Pillar Two does permit an MNE group to make an election to use the realisation basis.
Article 5.2(h) and Schedule G of the Progress Report on Amount A of Pillar One provide that where an entity is acquired and it becomes a group entity, the MNE group determines its tax basis for Amount A as the carrying value of the assets in the accounts for the entity immediately before the acquisition. This applies for determining depreciation, amortisation, impairment or any gain or loss on a disposal by the MNE group.
This is different from both the standard financial accounting treatment and the default treatment under Pillar Two.
The accounting treatment generally values the transfer of assets at fair value (eg FRS 102 requires the total fair value of any consideration as well as the assets, liabilities and contingent liabilities of the acquirer to be determined).
Pillar Two generally follows the accounting treatment unless there is a GloBE reorganisation, in which case the historic carrying value can be used.
Under Article 5(2)(i) of the Progress Report on Amount A of Pillar One gains on assets or losses on assets (excluding inventory) are evenly spread between the period of disposal and the next four fiscal years.
This is unlike Pillar Two which includes the gain or loss in the fiscal year of disposal. However, an electioncan be made to carry back a capital gain to the previous four fiscal years. This is not possible under the Pillar One Amount A calculation.
These rules for Pillar One Amount A purposes have not yet been developed, but there will need to be some method of excluding these where part of the profit is allocated to non-group members. The Pillar Two rules accommodate this under the income inclusion rule (for partially-owned parent entities) and directly as part of the top-up tax calculation for investment entities.
The treatment of losses for Pillar One Amount A purposes is different to Pillar Two. Pillar Two uses the deferred tax figure in the financial accounts (subject to a number of adjustments). As such, losses are taken into account as deferred tax assets.
The Pillar One Amount A calculation does not need to bring tax (either current or deferred tax) into account and just excludes it from adjusted profits. Nevertheless there needs to be a mechanism to take losses into account when calculating adjusted profits.
Therefore, for Amount A, losses are carried forward and deducted against adjusted profits in chronological order. However, there is a restriction for pre and post implementation losses.
Post implementation losses are carried forward for 10 years. Pre implementation losses are losses incurred up to three years before the Amount A implementation and they can also be carried forward for up to ten years.
There are therefore a number of differences from the calculation of adjusted profits for Pillar One, and GloBE income for Pillar Two. Some of the adjustments that aren’t taken into account for Pillar One, but are for Pillar Two include:
However, Pillar One, has another measure of profits for the marketing and distribution safe harbour.
This is called ‘Elimination Profits’ by the OECD and is used to determine the amount (if any) that is reduced from reallocated profits due to the safe harbour.
In general though, elimination profit does include more of the adjustments that are included in GloBE income.

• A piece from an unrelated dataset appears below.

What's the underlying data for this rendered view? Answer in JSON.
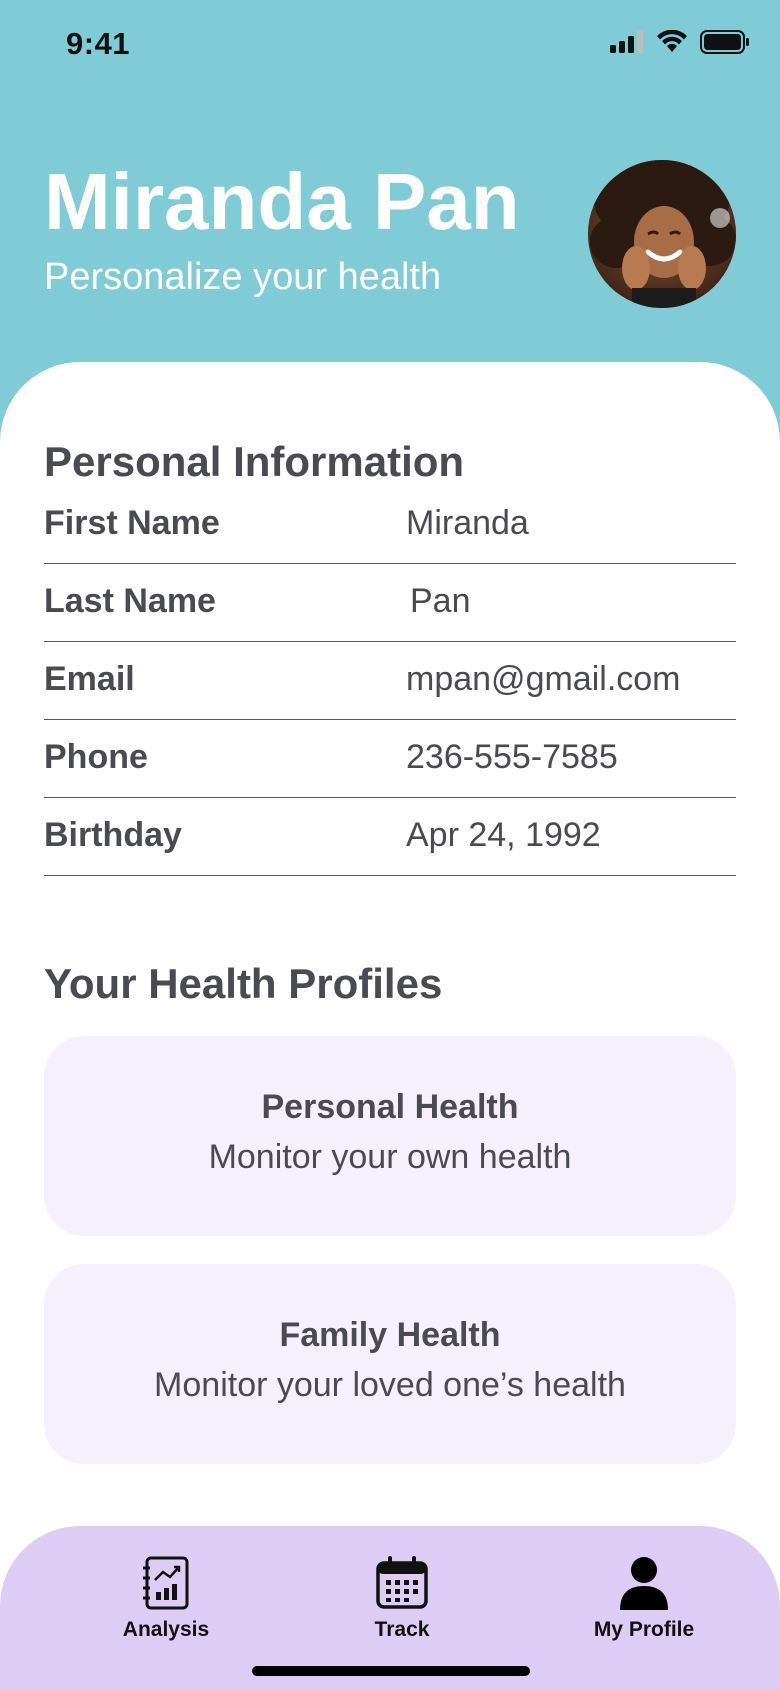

Subject to a number of diffferences. For instance, the adjustment for stock based compensation under Schedule I (2) of the OECD Progress Report on Amount A of Pillar One is not an election as it is under Article 3.2.2 of the OECD Model Rules for GloBE income. It is complulsory.

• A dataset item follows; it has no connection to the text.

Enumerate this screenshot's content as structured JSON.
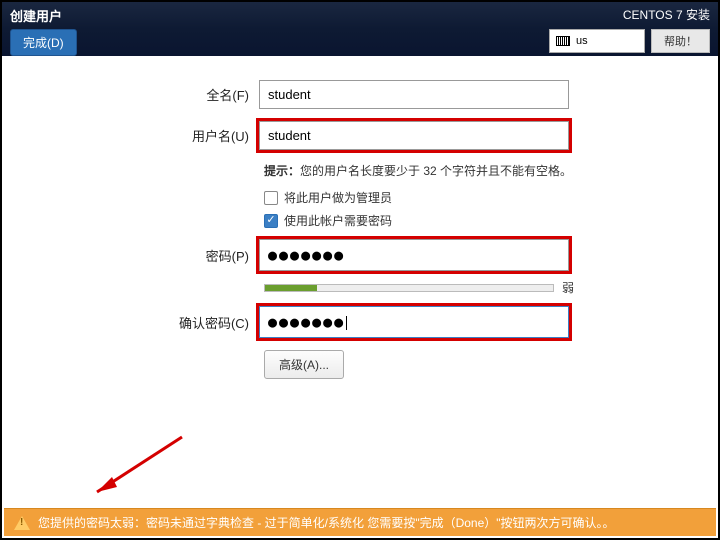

The fact that there is no consistent overlap in the definition of profits for Pillars 1 and 2, and the fact that the adjustments are frequently calculated differently will mean that MNEs will need to have separate tracking methods for each Pillar and ensure that they are careful in their application of the separate rules.